About this task: Take the line with "Output a JSON" as the first and the last line of the data as the end. Write out both and every line between exactly, except pictures.

Exercise data:
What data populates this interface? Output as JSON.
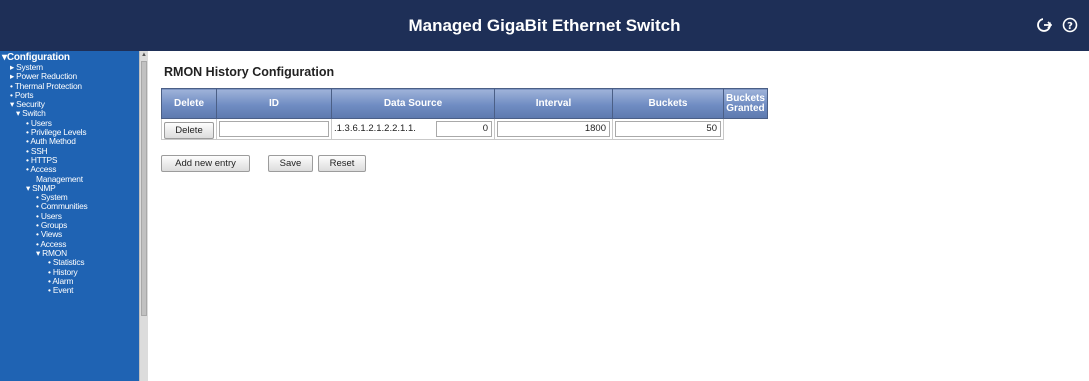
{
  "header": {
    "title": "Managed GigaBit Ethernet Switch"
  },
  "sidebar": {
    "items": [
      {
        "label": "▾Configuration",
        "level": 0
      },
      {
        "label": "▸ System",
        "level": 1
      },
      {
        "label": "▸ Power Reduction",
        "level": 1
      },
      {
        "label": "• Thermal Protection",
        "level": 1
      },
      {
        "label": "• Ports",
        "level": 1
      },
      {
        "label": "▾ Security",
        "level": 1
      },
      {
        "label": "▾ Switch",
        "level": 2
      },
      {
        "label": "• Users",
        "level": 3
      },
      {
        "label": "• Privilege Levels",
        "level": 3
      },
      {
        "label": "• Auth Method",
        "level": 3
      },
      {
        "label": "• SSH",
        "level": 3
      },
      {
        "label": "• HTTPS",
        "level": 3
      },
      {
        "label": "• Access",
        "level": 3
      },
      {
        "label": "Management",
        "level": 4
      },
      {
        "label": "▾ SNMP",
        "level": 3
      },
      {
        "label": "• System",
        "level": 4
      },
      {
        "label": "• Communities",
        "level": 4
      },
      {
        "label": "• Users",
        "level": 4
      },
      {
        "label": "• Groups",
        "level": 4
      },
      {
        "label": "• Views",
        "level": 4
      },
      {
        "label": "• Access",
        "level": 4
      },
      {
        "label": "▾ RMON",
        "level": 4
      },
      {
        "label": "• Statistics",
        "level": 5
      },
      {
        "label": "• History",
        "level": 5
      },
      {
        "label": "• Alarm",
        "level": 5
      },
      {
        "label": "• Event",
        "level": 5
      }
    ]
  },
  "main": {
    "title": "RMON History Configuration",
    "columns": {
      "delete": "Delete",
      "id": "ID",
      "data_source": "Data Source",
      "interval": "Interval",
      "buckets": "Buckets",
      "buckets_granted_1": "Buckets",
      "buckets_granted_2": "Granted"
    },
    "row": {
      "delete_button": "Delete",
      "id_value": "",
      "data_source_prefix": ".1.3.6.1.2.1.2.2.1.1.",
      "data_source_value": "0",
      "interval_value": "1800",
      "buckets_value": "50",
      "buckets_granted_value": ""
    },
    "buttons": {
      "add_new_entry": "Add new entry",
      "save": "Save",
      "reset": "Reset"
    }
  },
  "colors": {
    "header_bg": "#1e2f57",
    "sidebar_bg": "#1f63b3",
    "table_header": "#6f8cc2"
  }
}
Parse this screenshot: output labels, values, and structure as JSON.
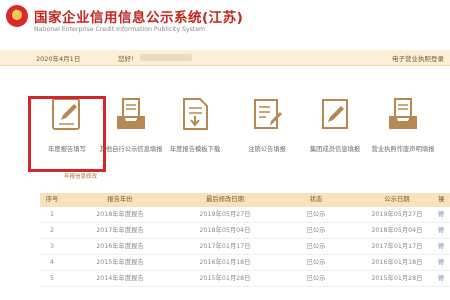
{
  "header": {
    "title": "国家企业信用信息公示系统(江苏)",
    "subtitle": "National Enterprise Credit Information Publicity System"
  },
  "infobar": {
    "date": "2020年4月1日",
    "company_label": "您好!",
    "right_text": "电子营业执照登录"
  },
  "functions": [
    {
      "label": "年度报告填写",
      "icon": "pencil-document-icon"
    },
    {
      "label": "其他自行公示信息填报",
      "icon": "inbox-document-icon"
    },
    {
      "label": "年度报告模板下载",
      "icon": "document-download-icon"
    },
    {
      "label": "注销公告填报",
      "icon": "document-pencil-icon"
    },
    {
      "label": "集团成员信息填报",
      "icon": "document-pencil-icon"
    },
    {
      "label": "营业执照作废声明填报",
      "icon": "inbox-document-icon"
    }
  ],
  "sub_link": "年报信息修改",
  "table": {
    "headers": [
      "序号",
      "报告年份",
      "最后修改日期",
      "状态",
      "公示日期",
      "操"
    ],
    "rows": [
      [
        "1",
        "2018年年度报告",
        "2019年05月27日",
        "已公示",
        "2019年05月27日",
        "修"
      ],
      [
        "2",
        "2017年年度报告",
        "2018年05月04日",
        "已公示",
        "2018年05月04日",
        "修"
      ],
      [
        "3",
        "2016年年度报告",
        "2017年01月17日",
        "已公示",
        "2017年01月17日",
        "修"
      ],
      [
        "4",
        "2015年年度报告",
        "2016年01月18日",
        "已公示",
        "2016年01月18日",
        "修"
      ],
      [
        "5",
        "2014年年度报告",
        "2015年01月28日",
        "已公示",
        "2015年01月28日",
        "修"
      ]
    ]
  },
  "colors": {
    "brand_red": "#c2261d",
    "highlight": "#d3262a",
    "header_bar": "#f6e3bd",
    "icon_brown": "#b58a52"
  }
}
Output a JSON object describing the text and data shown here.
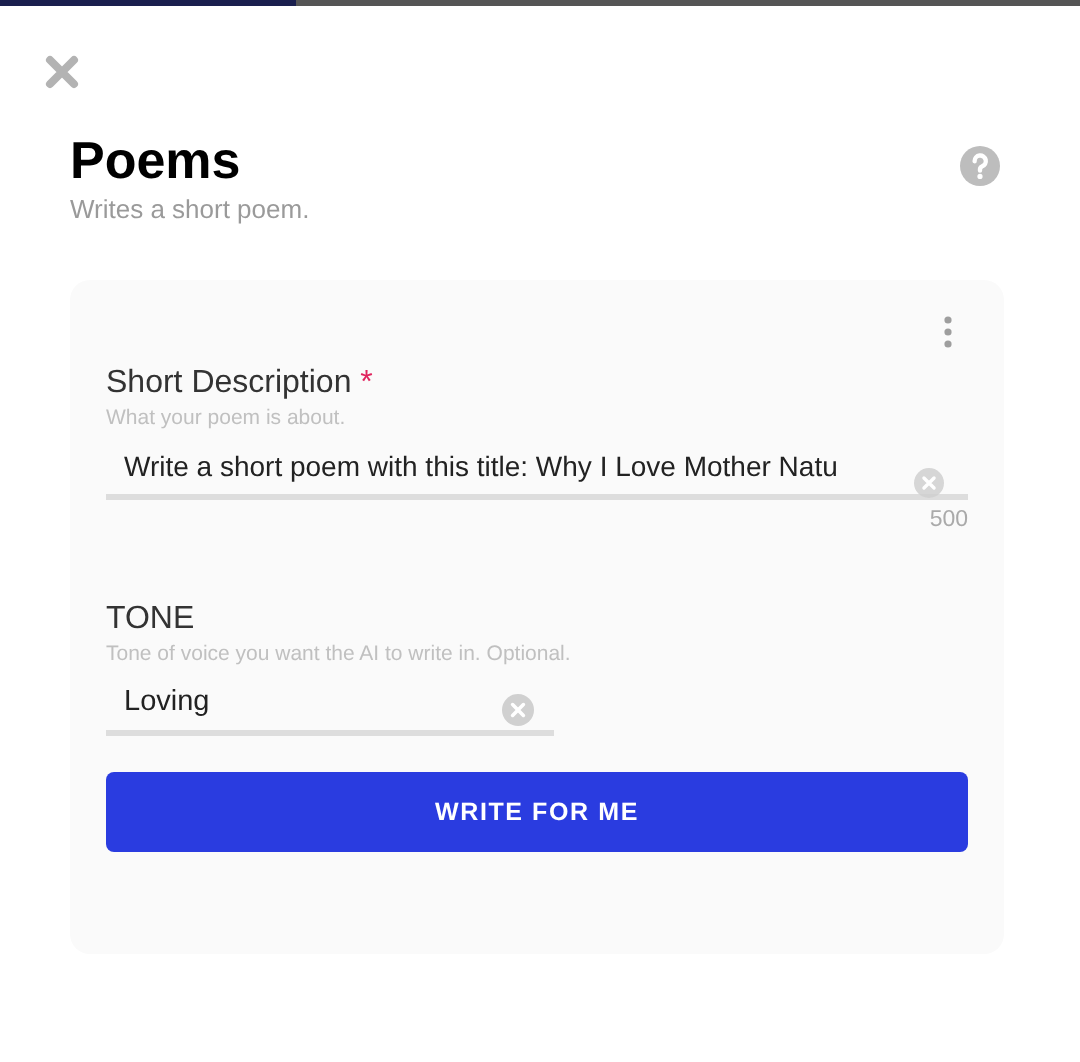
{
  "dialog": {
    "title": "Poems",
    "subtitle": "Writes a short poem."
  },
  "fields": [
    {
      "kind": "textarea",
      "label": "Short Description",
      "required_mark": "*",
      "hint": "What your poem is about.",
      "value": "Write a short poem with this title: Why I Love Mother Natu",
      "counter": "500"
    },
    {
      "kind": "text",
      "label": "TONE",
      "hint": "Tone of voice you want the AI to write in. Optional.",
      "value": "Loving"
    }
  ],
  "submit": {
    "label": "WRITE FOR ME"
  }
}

Answer box:
Output a JSON object describing the text and data shown here.
{
  "dialog": {
    "title": "Poems",
    "subtitle": "Writes a short poem."
  },
  "fields": [
    {
      "kind": "textarea",
      "label": "Short Description",
      "required_mark": "*",
      "hint": "What your poem is about.",
      "value": "Write a short poem with this title: Why I Love Mother Natu",
      "counter": "500"
    },
    {
      "kind": "text",
      "label": "TONE",
      "hint": "Tone of voice you want the AI to write in. Optional.",
      "value": "Loving"
    }
  ],
  "submit": {
    "label": "WRITE FOR ME"
  }
}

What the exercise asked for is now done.